(Source records)
___

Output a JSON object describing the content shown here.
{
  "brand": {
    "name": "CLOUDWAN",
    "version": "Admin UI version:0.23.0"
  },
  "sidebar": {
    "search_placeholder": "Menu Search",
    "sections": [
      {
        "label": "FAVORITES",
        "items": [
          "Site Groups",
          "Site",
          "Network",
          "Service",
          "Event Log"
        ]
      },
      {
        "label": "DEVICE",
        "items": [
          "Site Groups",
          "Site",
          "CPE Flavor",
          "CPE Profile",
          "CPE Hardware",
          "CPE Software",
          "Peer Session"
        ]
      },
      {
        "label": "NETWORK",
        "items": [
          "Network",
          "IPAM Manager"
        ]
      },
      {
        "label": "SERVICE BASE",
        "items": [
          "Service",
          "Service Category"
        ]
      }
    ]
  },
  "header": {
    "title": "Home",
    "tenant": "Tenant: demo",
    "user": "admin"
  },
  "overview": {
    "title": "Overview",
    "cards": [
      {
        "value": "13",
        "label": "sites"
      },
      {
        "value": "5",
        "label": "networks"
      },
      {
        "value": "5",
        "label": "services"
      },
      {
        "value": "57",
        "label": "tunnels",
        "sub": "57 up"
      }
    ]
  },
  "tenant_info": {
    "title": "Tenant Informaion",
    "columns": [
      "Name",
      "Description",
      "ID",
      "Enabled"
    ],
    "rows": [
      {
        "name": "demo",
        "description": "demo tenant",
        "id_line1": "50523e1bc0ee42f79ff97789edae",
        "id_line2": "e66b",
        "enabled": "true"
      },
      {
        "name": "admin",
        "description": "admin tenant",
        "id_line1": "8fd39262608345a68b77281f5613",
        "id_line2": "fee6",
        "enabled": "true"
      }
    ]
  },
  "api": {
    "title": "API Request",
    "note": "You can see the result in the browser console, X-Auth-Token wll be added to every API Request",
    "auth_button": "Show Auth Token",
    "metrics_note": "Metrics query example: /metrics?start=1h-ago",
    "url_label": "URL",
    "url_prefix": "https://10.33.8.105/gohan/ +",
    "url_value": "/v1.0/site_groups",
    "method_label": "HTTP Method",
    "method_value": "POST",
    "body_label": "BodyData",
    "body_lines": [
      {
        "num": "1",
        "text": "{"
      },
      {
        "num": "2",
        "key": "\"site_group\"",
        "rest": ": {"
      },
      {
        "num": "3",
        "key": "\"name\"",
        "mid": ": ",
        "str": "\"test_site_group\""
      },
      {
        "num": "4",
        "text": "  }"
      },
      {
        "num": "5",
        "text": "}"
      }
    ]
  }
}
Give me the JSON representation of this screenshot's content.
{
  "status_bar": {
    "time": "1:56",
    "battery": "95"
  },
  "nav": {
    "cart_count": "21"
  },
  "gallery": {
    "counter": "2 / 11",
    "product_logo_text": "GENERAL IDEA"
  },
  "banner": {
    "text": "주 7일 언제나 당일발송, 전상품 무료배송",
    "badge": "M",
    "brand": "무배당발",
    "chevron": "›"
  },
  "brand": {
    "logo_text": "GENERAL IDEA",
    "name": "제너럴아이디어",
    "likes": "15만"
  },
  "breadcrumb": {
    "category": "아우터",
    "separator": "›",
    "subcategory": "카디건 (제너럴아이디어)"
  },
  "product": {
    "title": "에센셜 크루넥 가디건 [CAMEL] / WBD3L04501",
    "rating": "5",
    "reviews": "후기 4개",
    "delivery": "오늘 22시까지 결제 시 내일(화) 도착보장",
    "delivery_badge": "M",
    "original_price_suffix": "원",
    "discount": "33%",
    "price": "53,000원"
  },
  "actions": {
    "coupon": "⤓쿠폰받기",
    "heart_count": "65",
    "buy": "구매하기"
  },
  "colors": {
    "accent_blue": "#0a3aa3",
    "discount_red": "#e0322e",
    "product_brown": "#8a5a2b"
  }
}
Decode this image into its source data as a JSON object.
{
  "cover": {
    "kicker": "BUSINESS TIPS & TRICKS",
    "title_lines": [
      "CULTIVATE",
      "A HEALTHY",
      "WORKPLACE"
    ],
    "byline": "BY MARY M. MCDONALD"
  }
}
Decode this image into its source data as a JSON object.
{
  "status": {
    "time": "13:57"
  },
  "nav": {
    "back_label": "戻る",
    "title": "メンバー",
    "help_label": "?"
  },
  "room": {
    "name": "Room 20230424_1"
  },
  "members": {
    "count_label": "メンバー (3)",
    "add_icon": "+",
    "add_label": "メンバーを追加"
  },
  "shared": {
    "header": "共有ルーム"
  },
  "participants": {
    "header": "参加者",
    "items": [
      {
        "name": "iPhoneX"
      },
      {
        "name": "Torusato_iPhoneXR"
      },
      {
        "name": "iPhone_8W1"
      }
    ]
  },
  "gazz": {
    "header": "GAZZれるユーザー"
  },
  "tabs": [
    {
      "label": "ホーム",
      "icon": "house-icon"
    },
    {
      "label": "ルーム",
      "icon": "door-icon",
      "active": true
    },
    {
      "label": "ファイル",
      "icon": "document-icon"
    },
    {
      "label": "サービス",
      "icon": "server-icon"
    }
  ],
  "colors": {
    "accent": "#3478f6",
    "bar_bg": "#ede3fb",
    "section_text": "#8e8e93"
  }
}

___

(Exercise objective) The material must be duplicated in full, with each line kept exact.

(Solution to this exercise)
Output a JSON object describing the content shown here.
{
  "brand": {
    "name": "CLOUDWAN",
    "version": "Admin UI version:0.23.0"
  },
  "sidebar": {
    "search_placeholder": "Menu Search",
    "sections": [
      {
        "label": "FAVORITES",
        "items": [
          "Site Groups",
          "Site",
          "Network",
          "Service",
          "Event Log"
        ]
      },
      {
        "label": "DEVICE",
        "items": [
          "Site Groups",
          "Site",
          "CPE Flavor",
          "CPE Profile",
          "CPE Hardware",
          "CPE Software",
          "Peer Session"
        ]
      },
      {
        "label": "NETWORK",
        "items": [
          "Network",
          "IPAM Manager"
        ]
      },
      {
        "label": "SERVICE BASE",
        "items": [
          "Service",
          "Service Category"
        ]
      }
    ]
  },
  "header": {
    "title": "Home",
    "tenant": "Tenant: demo",
    "user": "admin"
  },
  "overview": {
    "title": "Overview",
    "cards": [
      {
        "value": "13",
        "label": "sites"
      },
      {
        "value": "5",
        "label": "networks"
      },
      {
        "value": "5",
        "label": "services"
      },
      {
        "value": "57",
        "label": "tunnels",
        "sub": "57 up"
      }
    ]
  },
  "tenant_info": {
    "title": "Tenant Informaion",
    "columns": [
      "Name",
      "Description",
      "ID",
      "Enabled"
    ],
    "rows": [
      {
        "name": "demo",
        "description": "demo tenant",
        "id_line1": "50523e1bc0ee42f79ff97789edae",
        "id_line2": "e66b",
        "enabled": "true"
      },
      {
        "name": "admin",
        "description": "admin tenant",
        "id_line1": "8fd39262608345a68b77281f5613",
        "id_line2": "fee6",
        "enabled": "true"
      }
    ]
  },
  "api": {
    "title": "API Request",
    "note": "You can see the result in the browser console, X-Auth-Token wll be added to every API Request",
    "auth_button": "Show Auth Token",
    "metrics_note": "Metrics query example: /metrics?start=1h-ago",
    "url_label": "URL",
    "url_prefix": "https://10.33.8.105/gohan/ +",
    "url_value": "/v1.0/site_groups",
    "method_label": "HTTP Method",
    "method_value": "POST",
    "body_label": "BodyData",
    "body_lines": [
      {
        "num": "1",
        "text": "{"
      },
      {
        "num": "2",
        "key": "\"site_group\"",
        "rest": ": {"
      },
      {
        "num": "3",
        "key": "\"name\"",
        "mid": ": ",
        "str": "\"test_site_group\""
      },
      {
        "num": "4",
        "text": "  }"
      },
      {
        "num": "5",
        "text": "}"
      }
    ]
  }
}
Give me the JSON representation of this screenshot's content.
{
  "status_bar": {
    "time": "1:56",
    "battery": "95"
  },
  "nav": {
    "cart_count": "21"
  },
  "gallery": {
    "counter": "2 / 11",
    "product_logo_text": "GENERAL IDEA"
  },
  "banner": {
    "text": "주 7일 언제나 당일발송, 전상품 무료배송",
    "badge": "M",
    "brand": "무배당발",
    "chevron": "›"
  },
  "brand": {
    "logo_text": "GENERAL IDEA",
    "name": "제너럴아이디어",
    "likes": "15만"
  },
  "breadcrumb": {
    "category": "아우터",
    "separator": "›",
    "subcategory": "카디건 (제너럴아이디어)"
  },
  "product": {
    "title": "에센셜 크루넥 가디건 [CAMEL] / WBD3L04501",
    "rating": "5",
    "reviews": "후기 4개",
    "delivery": "오늘 22시까지 결제 시 내일(화) 도착보장",
    "delivery_badge": "M",
    "original_price_suffix": "원",
    "discount": "33%",
    "price": "53,000원"
  },
  "actions": {
    "coupon": "⤓쿠폰받기",
    "heart_count": "65",
    "buy": "구매하기"
  },
  "colors": {
    "accent_blue": "#0a3aa3",
    "discount_red": "#e0322e",
    "product_brown": "#8a5a2b"
  }
}
Decode this image into its source data as a JSON object.
{
  "cover": {
    "kicker": "BUSINESS TIPS & TRICKS",
    "title_lines": [
      "CULTIVATE",
      "A HEALTHY",
      "WORKPLACE"
    ],
    "byline": "BY MARY M. MCDONALD"
  }
}
Decode this image into its source data as a JSON object.
{
  "status": {
    "time": "13:57"
  },
  "nav": {
    "back_label": "戻る",
    "title": "メンバー",
    "help_label": "?"
  },
  "room": {
    "name": "Room 20230424_1"
  },
  "members": {
    "count_label": "メンバー (3)",
    "add_icon": "+",
    "add_label": "メンバーを追加"
  },
  "shared": {
    "header": "共有ルーム"
  },
  "participants": {
    "header": "参加者",
    "items": [
      {
        "name": "iPhoneX"
      },
      {
        "name": "Torusato_iPhoneXR"
      },
      {
        "name": "iPhone_8W1"
      }
    ]
  },
  "gazz": {
    "header": "GAZZれるユーザー"
  },
  "tabs": [
    {
      "label": "ホーム",
      "icon": "house-icon"
    },
    {
      "label": "ルーム",
      "icon": "door-icon",
      "active": true
    },
    {
      "label": "ファイル",
      "icon": "document-icon"
    },
    {
      "label": "サービス",
      "icon": "server-icon"
    }
  ],
  "colors": {
    "accent": "#3478f6",
    "bar_bg": "#ede3fb",
    "section_text": "#8e8e93"
  }
}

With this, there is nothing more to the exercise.